JENNIFER FLANDERS, Family Matters
My father was one of the friendliest, most gregarious men I’ve ever met. He loved people - but he also loved a spirited debate. Mom always said Dad would argue with a fence post. My mother was decidedly not fond of fiery discussions. She has always detested conflict of any sort.
Dad would often tease Mom, trying to get a rise out of her, but she would not be baited. He might as well have been arguing with that famed fencepost, for all the luck he had in drawing his wife into an argument.
By nature, I tend to take after my father, but by conscious effort, I try to follow my mother’s example.
Want to avoid angry arguments in your own marriage? Follow these 9 guidelines to keep tempers from flaring:
1. Practice attentive listening Pay attention to what your spouse is trying to say. Don’t just pretend to be listening while you mentally rehearse what you plan to say next. “Spouting off before listening to the facts is both shameful and foolish.” – Proverbs 18:13
2. Demonstrate genuine love If you focus on the reasons you love your spouse instead of on the things that irritate you, you’ll be much less likely to say something you later regret. “Hatred stirs up conflict, but love covers over all wrongs.” – Proverbs 10:12
3. Maintain calm voices Don’t allow the pitch to creep up in your conversation. Maintain a gracious, soft-spoken demeanor at all times. “A gentle answer turns away wrath, but a harsh word stirs up anger.” – Proverbs 15:1
4. Use word pictures Well thought-out analogies are a great way to communicate a concern without being abrasive and accusatory. “A word fitly spoken is like apples of gold in pictures of silver.” – Proverbs 25:11
5. Keep sweet speech Let your words be filled with kindness and seasoned with grace; never resort to name calling or exaggerated accusations. “Sweetness of speech increases persuasiveness.” – Proverbs 16:21
6. Exercise patient understanding View the situation from another perspective. Put yourself in your spouse’s shoes and be empathetic. “Whoever is patient has great understanding, but one who is quick-tempered displays folly.” – Proverbs 14:29
7. Remain cool-headed Don’t be rash.
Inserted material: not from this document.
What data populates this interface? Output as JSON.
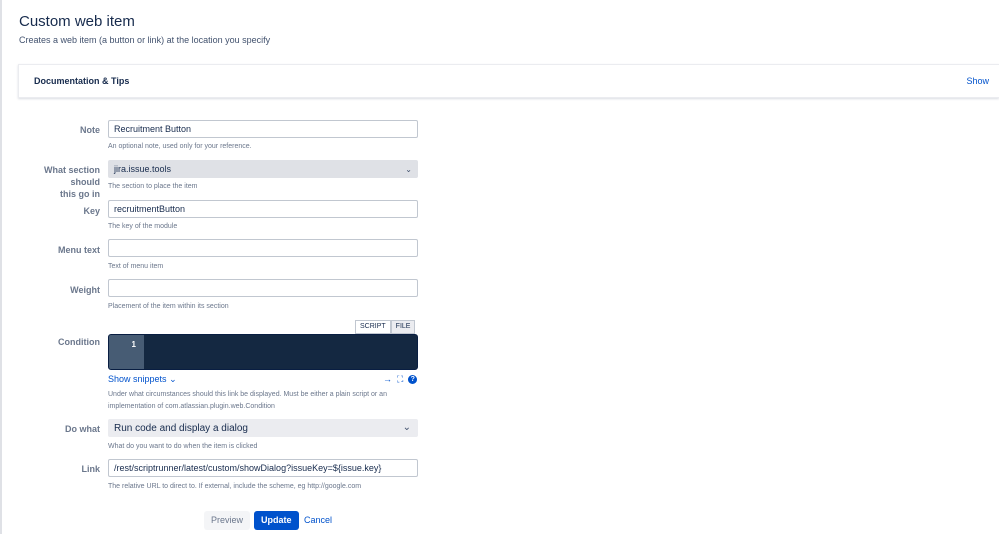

Weigh your words carefully, always and only speaking the truth in love. “A hot-tempered person stirs up strife, but the slow to anger calms a dispute.” – Proverbs 15:18
8. Show sincere humility Rid your heart of all pride and condescension; neither serve any purpose but to stir up strife and discord. “God is opposed to the proud, but gives grace to the humble.” – James 4:6
9. Express earnest repentance Show appropriate, unfeigned remorse over any wrongdoing. Apologize for offensive things you have said or done without excusing your actions or casting blame on your spouse. “Those whom I love, I rebuke and discipline. So be earnest and repent.” – Revelation 3:19
Through her example, my mother taught me that I don’t always have to have the last word. I don’t need to drive home my point. I’m under no obligation to convince others I’m right.
It takes two to argue. Isn’t it liberating to know that? It takes two - and you don’t have to be one of them.
Jennifer Flanders still enjoys an occasional friendly debate, but does her best to keep the peace on the home front. You can read more from her on the topics of marriage and motherhood at http://lovinglifeathome.com